When a line below holds the string "daily", show that line.

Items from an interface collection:
━━━━

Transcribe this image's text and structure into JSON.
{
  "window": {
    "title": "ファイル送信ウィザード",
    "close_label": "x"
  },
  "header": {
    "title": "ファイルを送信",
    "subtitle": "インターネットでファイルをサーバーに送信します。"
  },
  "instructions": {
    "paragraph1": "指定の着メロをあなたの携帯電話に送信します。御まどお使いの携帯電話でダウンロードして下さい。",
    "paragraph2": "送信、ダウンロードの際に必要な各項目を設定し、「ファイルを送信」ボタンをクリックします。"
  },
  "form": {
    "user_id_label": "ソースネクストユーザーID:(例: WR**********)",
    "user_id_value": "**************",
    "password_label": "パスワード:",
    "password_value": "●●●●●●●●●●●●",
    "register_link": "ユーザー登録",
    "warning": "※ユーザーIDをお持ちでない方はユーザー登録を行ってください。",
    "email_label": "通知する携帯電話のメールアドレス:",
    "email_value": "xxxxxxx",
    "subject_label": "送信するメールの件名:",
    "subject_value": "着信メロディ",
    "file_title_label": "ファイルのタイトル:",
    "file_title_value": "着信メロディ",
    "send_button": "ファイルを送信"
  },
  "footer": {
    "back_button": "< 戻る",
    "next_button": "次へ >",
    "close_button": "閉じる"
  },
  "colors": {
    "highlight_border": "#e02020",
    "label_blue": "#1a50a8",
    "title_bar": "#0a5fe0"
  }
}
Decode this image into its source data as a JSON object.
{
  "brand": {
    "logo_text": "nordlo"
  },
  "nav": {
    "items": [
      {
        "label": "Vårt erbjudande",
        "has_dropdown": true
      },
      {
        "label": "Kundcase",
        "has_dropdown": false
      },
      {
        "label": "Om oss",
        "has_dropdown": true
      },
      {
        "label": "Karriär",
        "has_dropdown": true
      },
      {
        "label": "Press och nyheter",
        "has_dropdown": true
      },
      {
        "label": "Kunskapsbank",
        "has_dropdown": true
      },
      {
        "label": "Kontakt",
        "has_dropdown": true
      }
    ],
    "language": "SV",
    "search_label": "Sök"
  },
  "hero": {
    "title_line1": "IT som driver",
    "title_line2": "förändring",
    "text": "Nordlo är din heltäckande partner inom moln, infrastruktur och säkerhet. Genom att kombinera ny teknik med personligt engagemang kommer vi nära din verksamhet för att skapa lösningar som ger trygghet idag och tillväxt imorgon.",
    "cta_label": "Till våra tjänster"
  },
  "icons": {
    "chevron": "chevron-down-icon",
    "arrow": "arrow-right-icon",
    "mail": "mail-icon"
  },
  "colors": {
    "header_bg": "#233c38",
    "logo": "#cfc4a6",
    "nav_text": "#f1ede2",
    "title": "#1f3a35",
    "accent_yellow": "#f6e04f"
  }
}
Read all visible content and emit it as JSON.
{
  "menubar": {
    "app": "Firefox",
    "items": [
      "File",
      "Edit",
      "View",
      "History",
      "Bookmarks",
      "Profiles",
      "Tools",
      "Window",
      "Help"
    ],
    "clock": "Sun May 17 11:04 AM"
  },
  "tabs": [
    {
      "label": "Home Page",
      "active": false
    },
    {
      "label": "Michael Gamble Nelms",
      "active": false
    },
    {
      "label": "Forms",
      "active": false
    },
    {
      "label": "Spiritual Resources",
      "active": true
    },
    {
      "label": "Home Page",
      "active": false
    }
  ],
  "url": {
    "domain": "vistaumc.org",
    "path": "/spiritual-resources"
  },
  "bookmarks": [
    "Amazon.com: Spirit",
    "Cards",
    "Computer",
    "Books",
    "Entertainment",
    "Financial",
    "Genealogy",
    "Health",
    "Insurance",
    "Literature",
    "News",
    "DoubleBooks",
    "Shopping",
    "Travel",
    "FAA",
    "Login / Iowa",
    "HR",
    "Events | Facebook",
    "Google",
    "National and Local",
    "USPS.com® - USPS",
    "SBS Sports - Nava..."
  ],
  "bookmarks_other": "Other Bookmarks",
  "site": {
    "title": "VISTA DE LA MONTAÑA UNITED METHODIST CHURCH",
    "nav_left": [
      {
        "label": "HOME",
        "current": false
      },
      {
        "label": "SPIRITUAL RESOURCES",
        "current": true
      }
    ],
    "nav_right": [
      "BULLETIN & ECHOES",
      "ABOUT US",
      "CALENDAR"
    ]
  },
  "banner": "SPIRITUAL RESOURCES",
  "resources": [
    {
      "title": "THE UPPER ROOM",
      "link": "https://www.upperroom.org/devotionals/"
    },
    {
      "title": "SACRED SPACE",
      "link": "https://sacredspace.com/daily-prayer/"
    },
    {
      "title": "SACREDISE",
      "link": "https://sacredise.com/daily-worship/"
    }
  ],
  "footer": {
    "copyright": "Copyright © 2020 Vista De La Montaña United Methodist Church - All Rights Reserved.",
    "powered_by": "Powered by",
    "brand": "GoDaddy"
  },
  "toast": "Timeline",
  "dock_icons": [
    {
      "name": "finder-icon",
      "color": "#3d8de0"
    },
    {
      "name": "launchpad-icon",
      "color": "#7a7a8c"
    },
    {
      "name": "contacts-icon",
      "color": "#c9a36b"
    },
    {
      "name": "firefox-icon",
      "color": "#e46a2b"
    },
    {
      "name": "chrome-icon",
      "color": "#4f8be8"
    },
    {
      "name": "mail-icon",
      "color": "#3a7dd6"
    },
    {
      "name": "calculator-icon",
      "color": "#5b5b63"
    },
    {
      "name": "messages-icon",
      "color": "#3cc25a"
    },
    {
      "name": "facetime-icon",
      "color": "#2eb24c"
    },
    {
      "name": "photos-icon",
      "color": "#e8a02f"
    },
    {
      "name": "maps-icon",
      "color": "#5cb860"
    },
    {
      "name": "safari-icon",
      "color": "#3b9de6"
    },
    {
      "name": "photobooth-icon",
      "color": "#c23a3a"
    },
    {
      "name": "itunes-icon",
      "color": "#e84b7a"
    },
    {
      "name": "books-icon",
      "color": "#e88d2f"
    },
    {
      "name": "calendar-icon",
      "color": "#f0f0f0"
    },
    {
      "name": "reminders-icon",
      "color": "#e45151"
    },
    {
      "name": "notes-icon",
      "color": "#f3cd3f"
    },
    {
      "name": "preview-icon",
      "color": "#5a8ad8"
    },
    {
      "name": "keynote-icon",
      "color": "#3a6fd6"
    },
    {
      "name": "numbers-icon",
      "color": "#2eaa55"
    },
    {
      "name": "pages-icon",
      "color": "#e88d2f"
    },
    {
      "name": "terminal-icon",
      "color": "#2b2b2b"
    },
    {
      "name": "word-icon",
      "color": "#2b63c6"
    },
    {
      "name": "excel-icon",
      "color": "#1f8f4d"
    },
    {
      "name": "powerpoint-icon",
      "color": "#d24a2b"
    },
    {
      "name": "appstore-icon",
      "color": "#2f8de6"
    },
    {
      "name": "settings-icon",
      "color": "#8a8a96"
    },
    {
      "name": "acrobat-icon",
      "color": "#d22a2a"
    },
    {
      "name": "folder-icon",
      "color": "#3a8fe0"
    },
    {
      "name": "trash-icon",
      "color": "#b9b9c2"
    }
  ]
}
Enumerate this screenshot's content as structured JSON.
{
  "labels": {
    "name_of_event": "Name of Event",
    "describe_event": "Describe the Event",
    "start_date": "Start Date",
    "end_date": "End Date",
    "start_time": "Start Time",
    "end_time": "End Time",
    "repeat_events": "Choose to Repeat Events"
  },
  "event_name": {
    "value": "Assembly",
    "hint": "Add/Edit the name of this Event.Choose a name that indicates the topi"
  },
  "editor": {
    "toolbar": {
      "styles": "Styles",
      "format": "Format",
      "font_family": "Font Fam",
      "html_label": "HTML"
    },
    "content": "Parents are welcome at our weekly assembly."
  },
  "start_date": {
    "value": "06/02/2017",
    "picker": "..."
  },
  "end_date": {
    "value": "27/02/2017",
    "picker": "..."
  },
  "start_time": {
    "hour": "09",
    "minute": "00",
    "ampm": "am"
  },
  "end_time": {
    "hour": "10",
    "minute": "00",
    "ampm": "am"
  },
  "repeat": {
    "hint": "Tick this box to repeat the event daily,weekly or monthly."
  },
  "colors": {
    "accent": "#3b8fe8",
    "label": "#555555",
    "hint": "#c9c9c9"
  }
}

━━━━

Response to this task ->
      "link": "https://sacredspace.com/daily-prayer/"
      "link": "https://sacredise.com/daily-worship/"
    "hint": "Tick this box to repeat the event daily,weekly or monthly."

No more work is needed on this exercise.